- **Study material**
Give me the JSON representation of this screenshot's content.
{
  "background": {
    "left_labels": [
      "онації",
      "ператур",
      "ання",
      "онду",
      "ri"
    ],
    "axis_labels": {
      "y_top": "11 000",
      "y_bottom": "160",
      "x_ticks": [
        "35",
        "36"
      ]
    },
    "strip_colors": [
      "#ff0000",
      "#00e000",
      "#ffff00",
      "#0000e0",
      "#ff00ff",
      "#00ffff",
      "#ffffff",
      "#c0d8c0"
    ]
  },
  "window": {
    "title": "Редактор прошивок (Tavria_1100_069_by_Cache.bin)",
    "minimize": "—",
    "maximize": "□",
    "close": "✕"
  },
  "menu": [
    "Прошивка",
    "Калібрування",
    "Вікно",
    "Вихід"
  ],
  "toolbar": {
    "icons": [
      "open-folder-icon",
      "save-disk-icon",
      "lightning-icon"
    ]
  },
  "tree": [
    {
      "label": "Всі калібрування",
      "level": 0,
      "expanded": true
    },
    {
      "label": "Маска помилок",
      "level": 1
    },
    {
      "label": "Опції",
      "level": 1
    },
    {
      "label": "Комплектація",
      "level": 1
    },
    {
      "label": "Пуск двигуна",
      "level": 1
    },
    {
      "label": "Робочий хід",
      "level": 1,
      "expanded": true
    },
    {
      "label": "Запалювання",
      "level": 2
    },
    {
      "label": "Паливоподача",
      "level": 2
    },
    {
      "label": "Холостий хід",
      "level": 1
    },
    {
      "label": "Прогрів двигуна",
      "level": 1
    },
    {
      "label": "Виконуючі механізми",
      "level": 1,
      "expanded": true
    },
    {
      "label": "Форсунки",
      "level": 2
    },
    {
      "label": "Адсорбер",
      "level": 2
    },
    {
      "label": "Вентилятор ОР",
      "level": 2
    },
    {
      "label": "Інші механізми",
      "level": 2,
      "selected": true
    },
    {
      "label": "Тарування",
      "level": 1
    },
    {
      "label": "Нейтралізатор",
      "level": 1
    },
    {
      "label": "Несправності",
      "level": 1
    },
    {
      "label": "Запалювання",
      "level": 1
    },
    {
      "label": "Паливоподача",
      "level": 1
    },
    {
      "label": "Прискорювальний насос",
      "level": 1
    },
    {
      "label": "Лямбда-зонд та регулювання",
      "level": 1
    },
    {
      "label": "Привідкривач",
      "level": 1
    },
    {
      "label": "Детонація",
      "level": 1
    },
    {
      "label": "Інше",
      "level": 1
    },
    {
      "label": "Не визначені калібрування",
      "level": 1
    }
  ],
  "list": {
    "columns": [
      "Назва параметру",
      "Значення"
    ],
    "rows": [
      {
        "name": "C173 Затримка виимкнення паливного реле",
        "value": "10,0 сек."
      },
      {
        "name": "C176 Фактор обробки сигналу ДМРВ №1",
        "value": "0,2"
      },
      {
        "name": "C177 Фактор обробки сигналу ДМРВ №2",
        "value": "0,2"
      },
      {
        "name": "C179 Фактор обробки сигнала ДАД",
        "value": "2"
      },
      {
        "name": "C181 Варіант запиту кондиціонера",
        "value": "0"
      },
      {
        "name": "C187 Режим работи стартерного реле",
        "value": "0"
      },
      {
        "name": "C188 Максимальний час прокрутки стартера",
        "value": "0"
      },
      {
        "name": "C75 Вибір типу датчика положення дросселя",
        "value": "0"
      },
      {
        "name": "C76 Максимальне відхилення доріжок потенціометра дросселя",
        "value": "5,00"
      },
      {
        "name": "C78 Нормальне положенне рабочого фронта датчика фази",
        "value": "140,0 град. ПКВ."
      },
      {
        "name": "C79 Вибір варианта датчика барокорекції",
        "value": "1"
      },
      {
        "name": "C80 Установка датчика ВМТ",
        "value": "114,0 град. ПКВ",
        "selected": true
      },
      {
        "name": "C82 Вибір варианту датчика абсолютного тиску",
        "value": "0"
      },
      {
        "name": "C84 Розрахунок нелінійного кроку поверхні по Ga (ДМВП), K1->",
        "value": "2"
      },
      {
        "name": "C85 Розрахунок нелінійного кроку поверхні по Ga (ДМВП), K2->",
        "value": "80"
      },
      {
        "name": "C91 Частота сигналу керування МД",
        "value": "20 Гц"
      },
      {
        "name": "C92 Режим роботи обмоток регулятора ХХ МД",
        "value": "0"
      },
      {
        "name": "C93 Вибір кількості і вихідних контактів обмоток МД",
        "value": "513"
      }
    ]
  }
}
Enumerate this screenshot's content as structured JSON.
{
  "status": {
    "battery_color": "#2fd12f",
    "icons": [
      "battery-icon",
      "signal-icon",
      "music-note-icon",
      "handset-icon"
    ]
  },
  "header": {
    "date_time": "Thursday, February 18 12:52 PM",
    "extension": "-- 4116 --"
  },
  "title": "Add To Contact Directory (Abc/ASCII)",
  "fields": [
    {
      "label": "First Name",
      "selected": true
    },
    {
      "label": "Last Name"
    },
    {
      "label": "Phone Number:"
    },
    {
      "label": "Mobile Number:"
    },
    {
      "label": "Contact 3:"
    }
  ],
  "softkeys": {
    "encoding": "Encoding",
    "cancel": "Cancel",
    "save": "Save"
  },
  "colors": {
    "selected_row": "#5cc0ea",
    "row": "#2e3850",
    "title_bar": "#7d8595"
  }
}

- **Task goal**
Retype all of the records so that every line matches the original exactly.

- **Answer section**
Give me the JSON representation of this screenshot's content.
{
  "background": {
    "left_labels": [
      "онації",
      "ператур",
      "ання",
      "онду",
      "ri"
    ],
    "axis_labels": {
      "y_top": "11 000",
      "y_bottom": "160",
      "x_ticks": [
        "35",
        "36"
      ]
    },
    "strip_colors": [
      "#ff0000",
      "#00e000",
      "#ffff00",
      "#0000e0",
      "#ff00ff",
      "#00ffff",
      "#ffffff",
      "#c0d8c0"
    ]
  },
  "window": {
    "title": "Редактор прошивок (Tavria_1100_069_by_Cache.bin)",
    "minimize": "—",
    "maximize": "□",
    "close": "✕"
  },
  "menu": [
    "Прошивка",
    "Калібрування",
    "Вікно",
    "Вихід"
  ],
  "toolbar": {
    "icons": [
      "open-folder-icon",
      "save-disk-icon",
      "lightning-icon"
    ]
  },
  "tree": [
    {
      "label": "Всі калібрування",
      "level": 0,
      "expanded": true
    },
    {
      "label": "Маска помилок",
      "level": 1
    },
    {
      "label": "Опції",
      "level": 1
    },
    {
      "label": "Комплектація",
      "level": 1
    },
    {
      "label": "Пуск двигуна",
      "level": 1
    },
    {
      "label": "Робочий хід",
      "level": 1,
      "expanded": true
    },
    {
      "label": "Запалювання",
      "level": 2
    },
    {
      "label": "Паливоподача",
      "level": 2
    },
    {
      "label": "Холостий хід",
      "level": 1
    },
    {
      "label": "Прогрів двигуна",
      "level": 1
    },
    {
      "label": "Виконуючі механізми",
      "level": 1,
      "expanded": true
    },
    {
      "label": "Форсунки",
      "level": 2
    },
    {
      "label": "Адсорбер",
      "level": 2
    },
    {
      "label": "Вентилятор ОР",
      "level": 2
    },
    {
      "label": "Інші механізми",
      "level": 2,
      "selected": true
    },
    {
      "label": "Тарування",
      "level": 1
    },
    {
      "label": "Нейтралізатор",
      "level": 1
    },
    {
      "label": "Несправності",
      "level": 1
    },
    {
      "label": "Запалювання",
      "level": 1
    },
    {
      "label": "Паливоподача",
      "level": 1
    },
    {
      "label": "Прискорювальний насос",
      "level": 1
    },
    {
      "label": "Лямбда-зонд та регулювання",
      "level": 1
    },
    {
      "label": "Привідкривач",
      "level": 1
    },
    {
      "label": "Детонація",
      "level": 1
    },
    {
      "label": "Інше",
      "level": 1
    },
    {
      "label": "Не визначені калібрування",
      "level": 1
    }
  ],
  "list": {
    "columns": [
      "Назва параметру",
      "Значення"
    ],
    "rows": [
      {
        "name": "C173 Затримка виимкнення паливного реле",
        "value": "10,0 сек."
      },
      {
        "name": "C176 Фактор обробки сигналу ДМРВ №1",
        "value": "0,2"
      },
      {
        "name": "C177 Фактор обробки сигналу ДМРВ №2",
        "value": "0,2"
      },
      {
        "name": "C179 Фактор обробки сигнала ДАД",
        "value": "2"
      },
      {
        "name": "C181 Варіант запиту кондиціонера",
        "value": "0"
      },
      {
        "name": "C187 Режим работи стартерного реле",
        "value": "0"
      },
      {
        "name": "C188 Максимальний час прокрутки стартера",
        "value": "0"
      },
      {
        "name": "C75 Вибір типу датчика положення дросселя",
        "value": "0"
      },
      {
        "name": "C76 Максимальне відхилення доріжок потенціометра дросселя",
        "value": "5,00"
      },
      {
        "name": "C78 Нормальне положенне рабочого фронта датчика фази",
        "value": "140,0 град. ПКВ."
      },
      {
        "name": "C79 Вибір варианта датчика барокорекції",
        "value": "1"
      },
      {
        "name": "C80 Установка датчика ВМТ",
        "value": "114,0 град. ПКВ",
        "selected": true
      },
      {
        "name": "C82 Вибір варианту датчика абсолютного тиску",
        "value": "0"
      },
      {
        "name": "C84 Розрахунок нелінійного кроку поверхні по Ga (ДМВП), K1->",
        "value": "2"
      },
      {
        "name": "C85 Розрахунок нелінійного кроку поверхні по Ga (ДМВП), K2->",
        "value": "80"
      },
      {
        "name": "C91 Частота сигналу керування МД",
        "value": "20 Гц"
      },
      {
        "name": "C92 Режим роботи обмоток регулятора ХХ МД",
        "value": "0"
      },
      {
        "name": "C93 Вибір кількості і вихідних контактів обмоток МД",
        "value": "513"
      }
    ]
  }
}
Enumerate this screenshot's content as structured JSON.
{
  "status": {
    "battery_color": "#2fd12f",
    "icons": [
      "battery-icon",
      "signal-icon",
      "music-note-icon",
      "handset-icon"
    ]
  },
  "header": {
    "date_time": "Thursday, February 18 12:52 PM",
    "extension": "-- 4116 --"
  },
  "title": "Add To Contact Directory (Abc/ASCII)",
  "fields": [
    {
      "label": "First Name",
      "selected": true
    },
    {
      "label": "Last Name"
    },
    {
      "label": "Phone Number:"
    },
    {
      "label": "Mobile Number:"
    },
    {
      "label": "Contact 3:"
    }
  ],
  "softkeys": {
    "encoding": "Encoding",
    "cancel": "Cancel",
    "save": "Save"
  },
  "colors": {
    "selected_row": "#5cc0ea",
    "row": "#2e3850",
    "title_bar": "#7d8595"
  }
}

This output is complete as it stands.